What the Daily Mail in this instance is saying, most likely unintentionally, is that women can’t breastfeed while taking anti-depressants. No, it’s not explicitly stated because the tragic loss of life is in the foreground of the story (as it should be), but lingering in the background like the cleverest of advertising billboards is the message that no mothers, any mothers, can nurse their babies while taking psych meds. It’s either/or. The end. So if it all goes horribly wrong it’s no one’s fault but your own. Just so you know.

And many new mums, mums-to-be and potential parents the country over have taken in this journalistic subliminal advertising without even realising it.

Except it’s utter bollocks. Morally reprehensible and factually inaccurate bullcrap.

SSRIs are regularly prescribed to breastfeeding women, safely. Research done on most types of drugs have concluded that the effects on babies from medication passed through mothers’ milk is minimal, and the benefits far outweigh any perceived risks. These drugs are saving the lives of women every day – women like me – and their children are enjoying healthy, positive and healing feeding relationships with their mothers.

I didn’t breastfeed Little T while I took venlafaxine, and I stand by that decision. I made a choice, one that I now feel empowered by. The NHS doesn’t recommend its use during pregnancy or while nursing. I could’ve taken sertraline (again) and hoped it would work, or paroxetine, or I could’ve had faith and nursed anyway, but I didn’t have the strength or confidence to go against ‘official’ medical advice even though I now know I could have. Had I never tried those drugs before I would’ve snapped them up in a heartbeat, and if they’d worked I’d probably still be feeding my son today.
But I took venla because I didn’t want to die; it’s as simple as that. I knew it worked for me and I chose to stop breastfeeding so I could get better. I made a choice. A choice that saved my life and kept my family together. And all new mothers have a choice too, and it’s not just a coin toss between sanity and breastfeeding.

Perhaps mine is a mixed message and I’m the wrong person to write this post. I took anti-depressants and I ended up bottle feeding. But one thing I’m certain of is that if mothers continue to be denied their freedom to choose and the knowledge with which to make that choice there will be very dangerous consequences. My job before I became a parent was in the publishing sector so I know how to research in order to write a decent, informative and valuable piece. In the media there should be no excuse for ignorance. We should know the weight of our words and use them responsibly. The journalism surrounding the deaths of Charlotte Bevan and her daughter was appalling, both in terms of facts and sensitivity, and the British media should be ashamed.
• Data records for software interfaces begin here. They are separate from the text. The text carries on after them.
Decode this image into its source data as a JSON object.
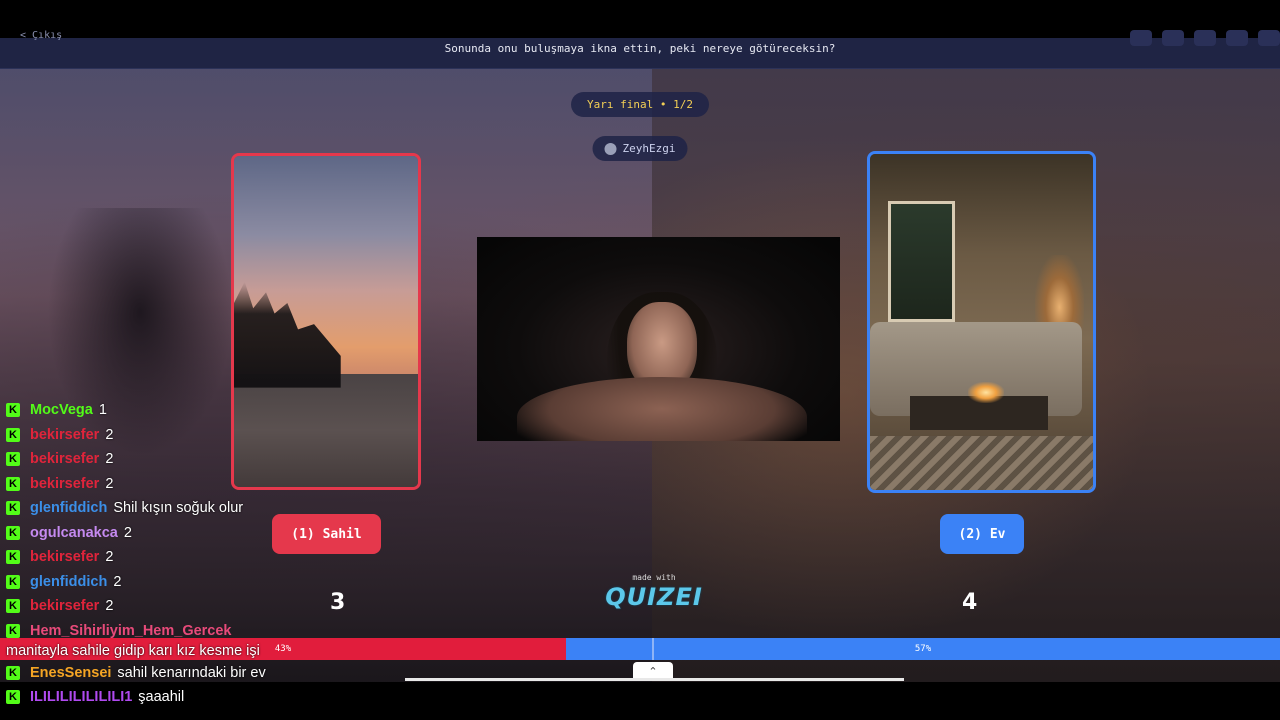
{
  "header": {
    "back_label": "< Çıkış",
    "question": "Sonunda onu buluşmaya ikna ettin, peki nereye götüreceksin?"
  },
  "round": {
    "label": "Yarı final • 1/2"
  },
  "creator": {
    "name": "ZeyhEzgi"
  },
  "choices": [
    {
      "label": "(1) Sahil",
      "votes": "3",
      "percent": "43%",
      "color": "#e5384c"
    },
    {
      "label": "(2) Ev",
      "votes": "4",
      "percent": "57%",
      "color": "#3b82f6"
    }
  ],
  "branding": {
    "made_with": "made with",
    "logo": "QUIZEI"
  },
  "chat": [
    {
      "user": "MocVega",
      "color": "#53fc18",
      "message": "1"
    },
    {
      "user": "bekirsefer",
      "color": "#e0243b",
      "message": "2"
    },
    {
      "user": "bekirsefer",
      "color": "#e0243b",
      "message": "2"
    },
    {
      "user": "bekirsefer",
      "color": "#e0243b",
      "message": "2"
    },
    {
      "user": "glenfiddich",
      "color": "#3b8fe8",
      "message": "Shil kışın soğuk olur"
    },
    {
      "user": "ogulcanakca",
      "color": "#c58af0",
      "message": "2"
    },
    {
      "user": "bekirsefer",
      "color": "#e0243b",
      "message": "2"
    },
    {
      "user": "glenfiddich",
      "color": "#3b8fe8",
      "message": "2"
    },
    {
      "user": "bekirsefer",
      "color": "#e0243b",
      "message": "2"
    },
    {
      "user": "Hem_Sihirliyim_Hem_Gercek",
      "color": "#e84a7a",
      "message": "manitayla sahile gidip karı kız kesme işi"
    },
    {
      "user": "EnesSensei",
      "color": "#f5a524",
      "message": "sahil kenarındaki bir ev"
    },
    {
      "user": "ILILILILILILILI1",
      "color": "#b04af0",
      "message": "şaaahil"
    }
  ]
}
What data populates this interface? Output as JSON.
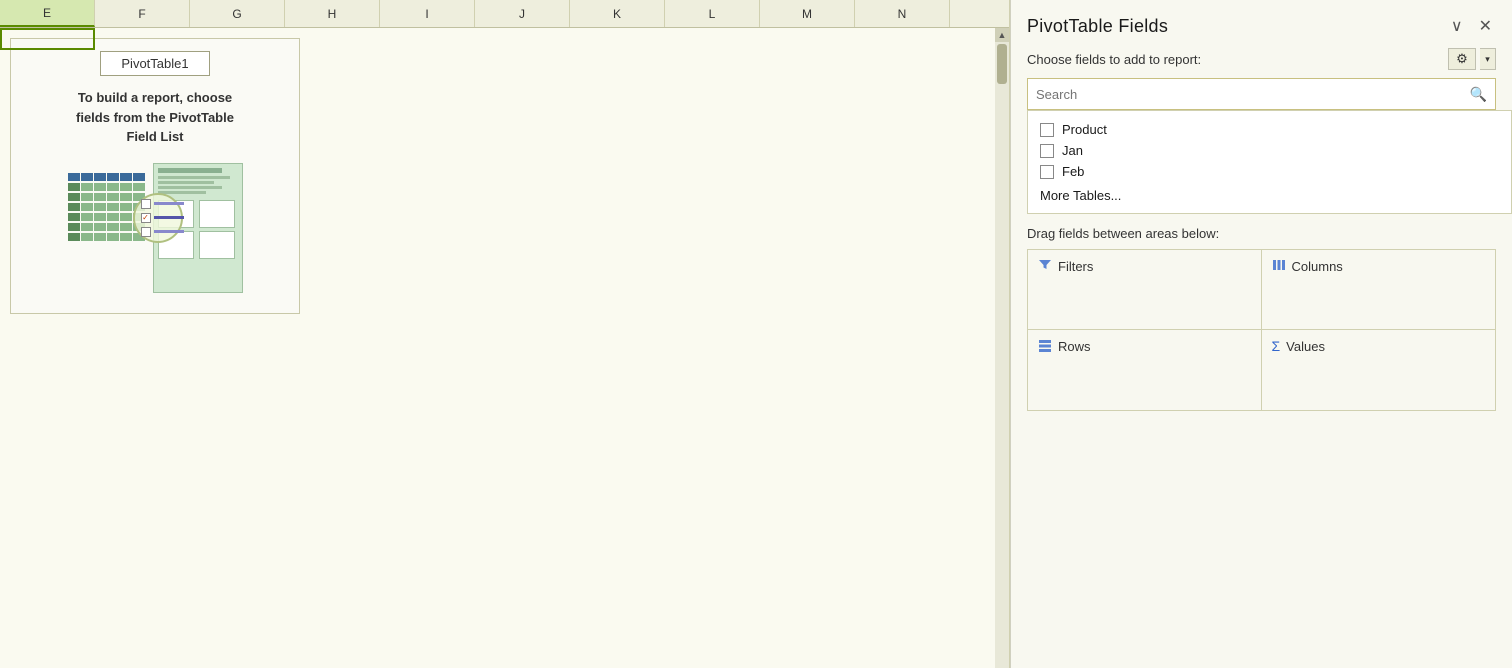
{
  "spreadsheet": {
    "columns": [
      {
        "id": "E",
        "width": 95,
        "active": true
      },
      {
        "id": "F",
        "width": 95,
        "active": false
      },
      {
        "id": "G",
        "width": 95,
        "active": false
      },
      {
        "id": "H",
        "width": 95,
        "active": false
      },
      {
        "id": "I",
        "width": 95,
        "active": false
      },
      {
        "id": "J",
        "width": 95,
        "active": false
      },
      {
        "id": "K",
        "width": 95,
        "active": false
      },
      {
        "id": "L",
        "width": 95,
        "active": false
      },
      {
        "id": "M",
        "width": 95,
        "active": false
      },
      {
        "id": "N",
        "width": 95,
        "active": false
      }
    ]
  },
  "pivot_placeholder": {
    "title": "PivotTable1",
    "instruction": "To build a report, choose\nfields from the PivotTable\nField List"
  },
  "panel": {
    "title": "PivotTable Fields",
    "subtitle": "Choose fields to add to report:",
    "search_placeholder": "Search",
    "chevron_symbol": "∨",
    "close_symbol": "✕",
    "gear_symbol": "⚙",
    "dropdown_symbol": "▾",
    "fields": [
      {
        "label": "Product",
        "checked": false
      },
      {
        "label": "Jan",
        "checked": false
      },
      {
        "label": "Feb",
        "checked": false
      }
    ],
    "more_tables_label": "More Tables...",
    "drag_title": "Drag fields between areas below:",
    "areas": [
      {
        "label": "Filters",
        "icon": "filter"
      },
      {
        "label": "Columns",
        "icon": "columns"
      },
      {
        "label": "Rows",
        "icon": "rows"
      },
      {
        "label": "Values",
        "icon": "sigma"
      }
    ]
  }
}
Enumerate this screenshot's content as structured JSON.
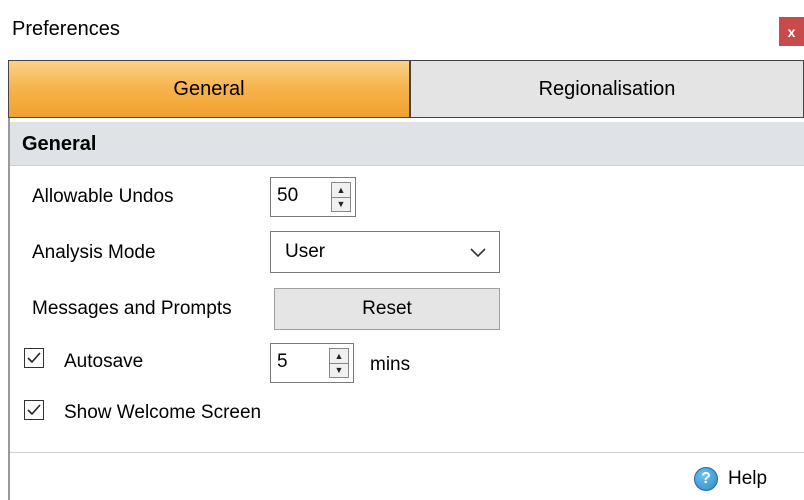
{
  "window": {
    "title": "Preferences",
    "close_glyph": "x"
  },
  "tabs": [
    {
      "label": "General",
      "active": true
    },
    {
      "label": "Regionalisation",
      "active": false
    }
  ],
  "section": {
    "title": "General"
  },
  "fields": {
    "allowable_undos": {
      "label": "Allowable Undos",
      "value": "50"
    },
    "analysis_mode": {
      "label": "Analysis Mode",
      "value": "User"
    },
    "messages_prompts": {
      "label": "Messages and Prompts",
      "button_label": "Reset"
    },
    "autosave": {
      "label": "Autosave",
      "checked": true,
      "value": "5",
      "unit": "mins"
    },
    "show_welcome": {
      "label": "Show Welcome Screen",
      "checked": true
    }
  },
  "footer": {
    "help_label": "Help",
    "help_icon": "question-circle-icon"
  },
  "colors": {
    "active_tab": "#f7b54f",
    "inactive_tab": "#e4e4e4",
    "section_header": "#dfe3e8",
    "close_button": "#c84a4a",
    "help_icon": "#2d86c7"
  }
}
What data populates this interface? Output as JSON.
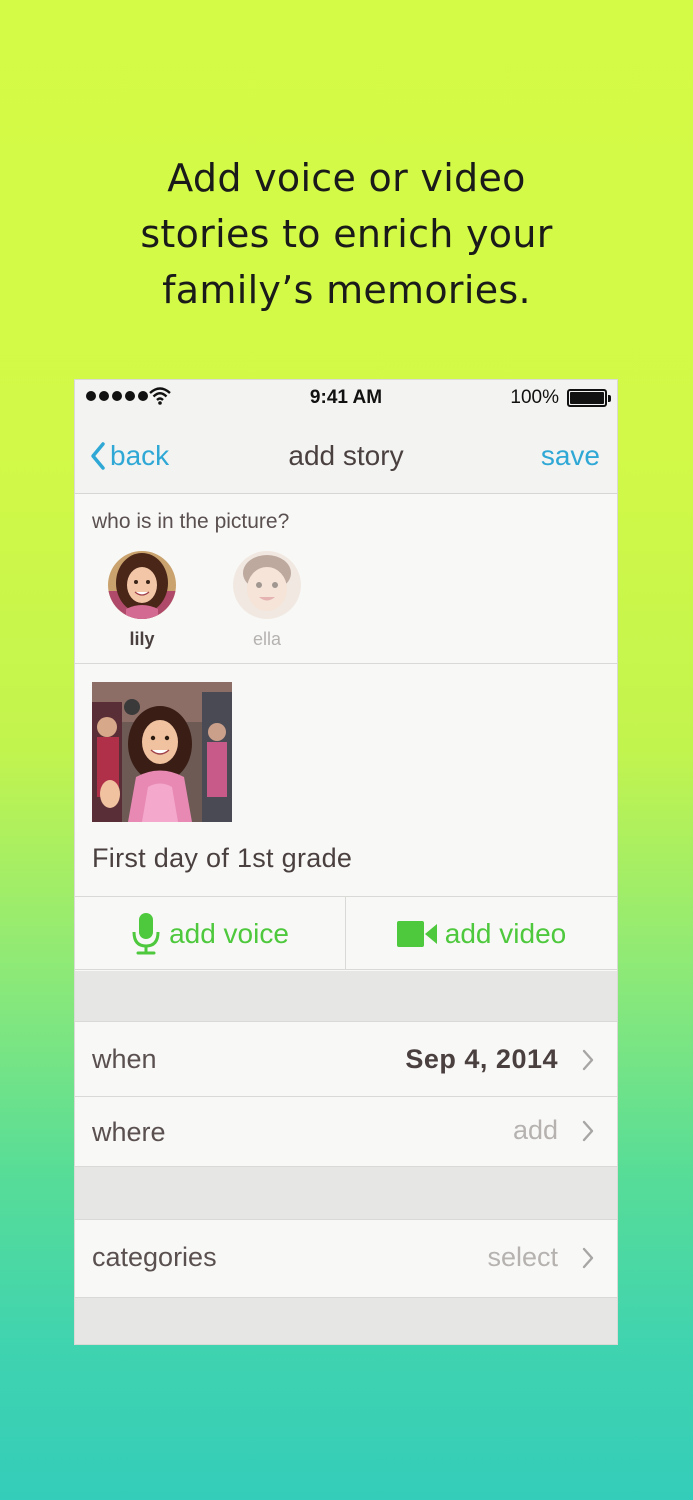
{
  "headline": {
    "line1": "Add voice or video",
    "line2": "stories to enrich your",
    "line3": "family’s memories."
  },
  "status_bar": {
    "time": "9:41 AM",
    "battery_label": "100%",
    "icons": [
      "signal-dots-icon",
      "wifi-icon",
      "battery-icon"
    ]
  },
  "nav": {
    "back_label": "back",
    "title": "add story",
    "save_label": "save",
    "back_icon": "chevron-left-icon"
  },
  "people": {
    "question": "who is in the picture?",
    "items": [
      {
        "name": "lily",
        "selected": true
      },
      {
        "name": "ella",
        "selected": false
      }
    ]
  },
  "story": {
    "title": "First day of 1st grade"
  },
  "media": {
    "voice_label": "add voice",
    "voice_icon": "microphone-icon",
    "video_label": "add video",
    "video_icon": "video-camera-icon"
  },
  "details": {
    "when_label": "when",
    "when_value": "Sep 4, 2014",
    "where_label": "where",
    "where_value": "add",
    "categories_label": "categories",
    "categories_value": "select"
  },
  "colors": {
    "accent_blue": "#2fa8d6",
    "accent_green": "#4ec83c",
    "bg_top": "#d4fb45",
    "bg_bottom": "#34cdb9"
  }
}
I hope Charlotte is at peace.
My heart aches for her and her family.
And for her sweet baby girl.

And for any mothers out there who’re feeling torn and scared, you are not alone. There is help. And probably more choice than you think.